▶ [Assigned task]
Give an exact copy of every entry.

Material for the task START

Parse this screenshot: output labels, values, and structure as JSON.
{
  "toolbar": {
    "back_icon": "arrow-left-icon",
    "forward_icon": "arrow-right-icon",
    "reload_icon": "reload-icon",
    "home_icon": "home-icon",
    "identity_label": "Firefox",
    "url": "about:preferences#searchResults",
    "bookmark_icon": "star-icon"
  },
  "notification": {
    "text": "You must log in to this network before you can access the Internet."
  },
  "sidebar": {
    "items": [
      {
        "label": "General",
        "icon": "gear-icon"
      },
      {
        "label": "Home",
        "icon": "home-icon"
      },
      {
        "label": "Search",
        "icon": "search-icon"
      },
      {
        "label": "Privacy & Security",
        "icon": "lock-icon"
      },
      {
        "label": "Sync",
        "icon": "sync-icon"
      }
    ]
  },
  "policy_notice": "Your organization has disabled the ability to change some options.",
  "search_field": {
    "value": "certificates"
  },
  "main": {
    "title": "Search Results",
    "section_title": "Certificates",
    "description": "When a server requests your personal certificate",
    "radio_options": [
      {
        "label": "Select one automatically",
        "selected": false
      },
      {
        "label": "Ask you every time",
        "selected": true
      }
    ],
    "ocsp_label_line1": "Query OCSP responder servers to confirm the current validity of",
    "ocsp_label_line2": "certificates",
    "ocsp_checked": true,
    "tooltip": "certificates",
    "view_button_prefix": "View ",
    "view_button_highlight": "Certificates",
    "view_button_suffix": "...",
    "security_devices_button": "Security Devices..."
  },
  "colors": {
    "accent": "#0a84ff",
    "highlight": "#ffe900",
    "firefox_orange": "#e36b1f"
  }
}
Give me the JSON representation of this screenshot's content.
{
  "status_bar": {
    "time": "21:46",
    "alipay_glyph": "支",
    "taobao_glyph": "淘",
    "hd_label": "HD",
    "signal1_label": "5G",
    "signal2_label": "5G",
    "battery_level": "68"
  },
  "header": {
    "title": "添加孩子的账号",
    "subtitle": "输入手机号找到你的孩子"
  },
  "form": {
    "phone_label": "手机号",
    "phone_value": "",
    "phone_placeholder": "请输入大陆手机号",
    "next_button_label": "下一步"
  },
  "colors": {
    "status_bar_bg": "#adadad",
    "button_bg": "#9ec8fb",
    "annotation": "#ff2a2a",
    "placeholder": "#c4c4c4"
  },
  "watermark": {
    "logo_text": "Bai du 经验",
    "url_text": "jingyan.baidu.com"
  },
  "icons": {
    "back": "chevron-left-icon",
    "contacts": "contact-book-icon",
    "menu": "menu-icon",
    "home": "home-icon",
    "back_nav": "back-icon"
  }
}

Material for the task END

▶ [Solution to the problem]
Parse this screenshot: output labels, values, and structure as JSON.
{
  "toolbar": {
    "back_icon": "arrow-left-icon",
    "forward_icon": "arrow-right-icon",
    "reload_icon": "reload-icon",
    "home_icon": "home-icon",
    "identity_label": "Firefox",
    "url": "about:preferences#searchResults",
    "bookmark_icon": "star-icon"
  },
  "notification": {
    "text": "You must log in to this network before you can access the Internet."
  },
  "sidebar": {
    "items": [
      {
        "label": "General",
        "icon": "gear-icon"
      },
      {
        "label": "Home",
        "icon": "home-icon"
      },
      {
        "label": "Search",
        "icon": "search-icon"
      },
      {
        "label": "Privacy & Security",
        "icon": "lock-icon"
      },
      {
        "label": "Sync",
        "icon": "sync-icon"
      }
    ]
  },
  "policy_notice": "Your organization has disabled the ability to change some options.",
  "search_field": {
    "value": "certificates"
  },
  "main": {
    "title": "Search Results",
    "section_title": "Certificates",
    "description": "When a server requests your personal certificate",
    "radio_options": [
      {
        "label": "Select one automatically",
        "selected": false
      },
      {
        "label": "Ask you every time",
        "selected": true
      }
    ],
    "ocsp_label_line1": "Query OCSP responder servers to confirm the current validity of",
    "ocsp_label_line2": "certificates",
    "ocsp_checked": true,
    "tooltip": "certificates",
    "view_button_prefix": "View ",
    "view_button_highlight": "Certificates",
    "view_button_suffix": "...",
    "security_devices_button": "Security Devices..."
  },
  "colors": {
    "accent": "#0a84ff",
    "highlight": "#ffe900",
    "firefox_orange": "#e36b1f"
  }
}
Give me the JSON representation of this screenshot's content.
{
  "status_bar": {
    "time": "21:46",
    "alipay_glyph": "支",
    "taobao_glyph": "淘",
    "hd_label": "HD",
    "signal1_label": "5G",
    "signal2_label": "5G",
    "battery_level": "68"
  },
  "header": {
    "title": "添加孩子的账号",
    "subtitle": "输入手机号找到你的孩子"
  },
  "form": {
    "phone_label": "手机号",
    "phone_value": "",
    "phone_placeholder": "请输入大陆手机号",
    "next_button_label": "下一步"
  },
  "colors": {
    "status_bar_bg": "#adadad",
    "button_bg": "#9ec8fb",
    "annotation": "#ff2a2a",
    "placeholder": "#c4c4c4"
  },
  "watermark": {
    "logo_text": "Bai du 经验",
    "url_text": "jingyan.baidu.com"
  },
  "icons": {
    "back": "chevron-left-icon",
    "contacts": "contact-book-icon",
    "menu": "menu-icon",
    "home": "home-icon",
    "back_nav": "back-icon"
  }
}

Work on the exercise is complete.